Hundreds attend ‘Bans Off Our Bodies’ rally in Harrisburg
Hundreds of lawyers took to the steps of the Pennsylvania Capitol on Saturday, reacting to a leaked draft opinion showing the US Supreme Court is apparently set to overturn the landmark 1973 Roe v. Wade decision that legalized abortion.
With “prohibition of our bodiesAs a rallying cry, organizers and lawmakers urged Pennsylvanians to voice their opposition to a series of abortion restriction proposals circulating in the Republican-controlled General Assembly and vote in the current election cycle.
“I’ve taken it for granted all my life that women should have choice about their reproductive health,” Cheryl Tierney, 51, a pediatrician at Penn State Health, told the Capital-Star.
And if the Supreme Court decides to overturn the 1973 decision, Pennsylvania could enact legislation limiting access to abortion throughout the Commonwealth.
“Generations before us have fought tirelessly to win and protect the rights we have today,” Planned Parenthood Pennsylvania Advocates executive director Signe Espinoza said to an angry crowd. , frustration and fear of what might happen if access to abortion were restricted.
Governor Tom Wolf, Democrat and former Volunteer for family planning, vetoed three proposals and vowed to block future legislation restricting the procedure while in office. But as the governor prepares to step down in January 2023, existing abortion regulations could tighten if a Republican is elected governor in the November general election.
“If the Supreme Court adopts this decision to overturn Roe v. Wade, it will jeopardize the right of every American — every American — to make their own private medical decisions,” Wolf said, describing the leaked draft opinion as a punch”.
Although the leaked draft notice does not change current Pennsylvania law, Wolf warned protesters about what could happen if the case is overturned.
“That’s no excuse for complacency,” he said. “It will be a fight.”
Thirteen states have passed so-called trigger laws, which would ban abortions if the Supreme Court overturned Roe v. Wade. Pennsylvania is not among them, but all nine GOP gubernatorial candidates have called for additional restrictions on abortion. At least five said they would support a complete ban on the proceedings with no exceptions for rape, incest or health risks.
Attorney General Josh Shapiro, Pennsylvania’s only Democratic gubernatorial candidate, has vowed to veto any legislation restricting access to abortion.
Harrisburg Republicans wrote legislation which would impose a ban on abortion once cardiac activity is detected. They wrote a invoice to prohibit the procedure after a diagnosis of Down syndrome.

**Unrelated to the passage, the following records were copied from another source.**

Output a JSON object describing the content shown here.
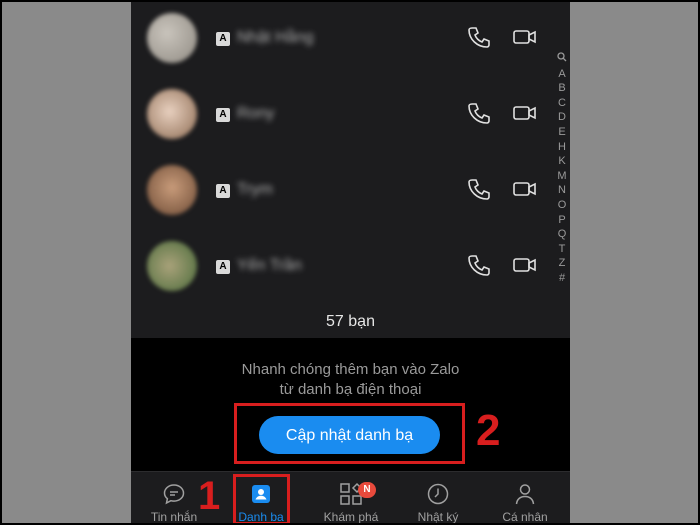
{
  "contacts": [
    {
      "badge": "A",
      "name": "Nhật Hằng"
    },
    {
      "badge": "A",
      "name": "Rony"
    },
    {
      "badge": "A",
      "name": "Trym"
    },
    {
      "badge": "A",
      "name": "Yến Trần"
    }
  ],
  "index_letters": [
    "A",
    "B",
    "C",
    "D",
    "E",
    "H",
    "K",
    "M",
    "N",
    "O",
    "P",
    "Q",
    "T",
    "Z",
    "#"
  ],
  "friend_count": "57 bạn",
  "invite": {
    "line1": "Nhanh chóng thêm bạn vào Zalo",
    "line2": "từ danh bạ điện thoại",
    "button": "Cập nhật danh bạ"
  },
  "tabs": [
    {
      "label": "Tin nhắn",
      "icon": "chat-bubble-icon"
    },
    {
      "label": "Danh ba",
      "icon": "contacts-icon",
      "active": true
    },
    {
      "label": "Khám phá",
      "icon": "discover-grid-icon",
      "badge": "N"
    },
    {
      "label": "Nhật ký",
      "icon": "clock-icon"
    },
    {
      "label": "Cá nhân",
      "icon": "profile-icon"
    }
  ],
  "annotations": {
    "one": "1",
    "two": "2"
  },
  "colors": {
    "accent": "#1a8cf0",
    "highlight": "#d81e1e",
    "badge": "#e84a3c"
  }
}
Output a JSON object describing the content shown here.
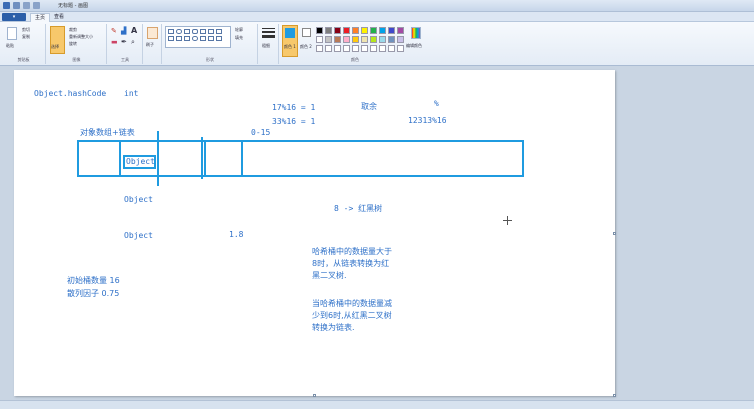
{
  "window": {
    "title": "无标题 - 画图"
  },
  "tabs": {
    "file": "",
    "home": "主页",
    "view": "查看"
  },
  "ribbon": {
    "clipboard": {
      "label": "剪贴板",
      "paste": "粘贴",
      "cut": "剪切",
      "copy": "复制"
    },
    "image": {
      "label": "图像",
      "select": "选择",
      "crop": "裁剪",
      "resize": "重新调整大小",
      "rotate": "旋转"
    },
    "tools": {
      "label": "工具"
    },
    "brushes": {
      "label": "刷子"
    },
    "shapes": {
      "label": "形状",
      "outline": "轮廓",
      "fill": "填充"
    },
    "size": {
      "label": "粗细"
    },
    "colors": {
      "label": "颜色",
      "color1": "颜色 1",
      "color2": "颜色 2",
      "edit": "编辑颜色",
      "palette": [
        "#000000",
        "#7f7f7f",
        "#880015",
        "#ed1c24",
        "#ff7f27",
        "#fff200",
        "#22b14c",
        "#00a2e8",
        "#3f48cc",
        "#a349a4",
        "#ffffff",
        "#c3c3c3",
        "#b97a57",
        "#ffaec9",
        "#ffc90e",
        "#efe4b0",
        "#b5e61d",
        "#99d9ea",
        "#7092be",
        "#c8bfe7"
      ],
      "accent": "#1f9be0"
    }
  },
  "canvas": {
    "hashcode": "Object.hashCode",
    "int": "int",
    "mod1": "17%16 = 1",
    "mod2": "33%16 = 1",
    "quyu": "取余",
    "percent": "%",
    "example": "12313%16",
    "array_label": "对象数组+链表",
    "range": "0-15",
    "obj1": "Object",
    "obj2": "Object",
    "obj3": "Object",
    "tree": "8 -> 红黑树",
    "factor_val": "1.8",
    "note1": [
      "哈希桶中的数据量大于",
      "8时，从链表转换为红",
      "黑二叉树."
    ],
    "note2": [
      "当哈希桶中的数据量减",
      "少到6时,从红黑二叉树",
      "转换为链表."
    ],
    "init_cap": "初始桶数量 16",
    "load_factor": "散列因子 0.75"
  }
}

Last year, Senator Judy Ward, R-Blair, introduced a proposed constitutional amendment, which the governor cannot veto. If approved by voters, he would update the state’s guiding document to declare that there is no constitutional right to abortion or public funding for the procedure.
Organizers urged attendees to contact Ward and the proposed amendment’s co-sponsors, urging them to vote against the legislation passing the General Assembly. They also encouraged people to share their abortion stories and donate to an abortion fund.
When she took to the podium, Dr. Sarah Horvath, Medical Director of Planned Parenthood Keystone, was wearing her white lab coat and a purple superhero armband – a gift from her four-year-old daughter. As someone who has administered abortions for more than a decade, Horvath said he heard countless stories from his patients, who shared their traumas and struggles.
Some tell Horvath about abusive partners or rapes. Others say their partners are sick, away, or got someone else pregnant at the same time. Patients report that they have finally returned to school or are about to graduate. Some work three jobs to get by; others are caring for three children and cannot afford another.
“And I’ve had patients who haven’t shared their stories because they don’t want to because they don’t have to,” Horvath said. “Abortion is personal because you don’t have to prove to me or anyone else that you need an abortion. Abortion is personal. Abortion is the Abortion is freedom, and abortion is health care.
Sheryl Lee Ralph, actress and wife of State Sen. Vincent Hughes, D-Philadelphia, said Planned Parenthood takes care of communities.
“No matter what you believe, I believe it’s my body. It’s my choice. No one else should have the right to tell me what to do with my own body,” Ralph said, adding, ” No more wire hangers. We have work to do.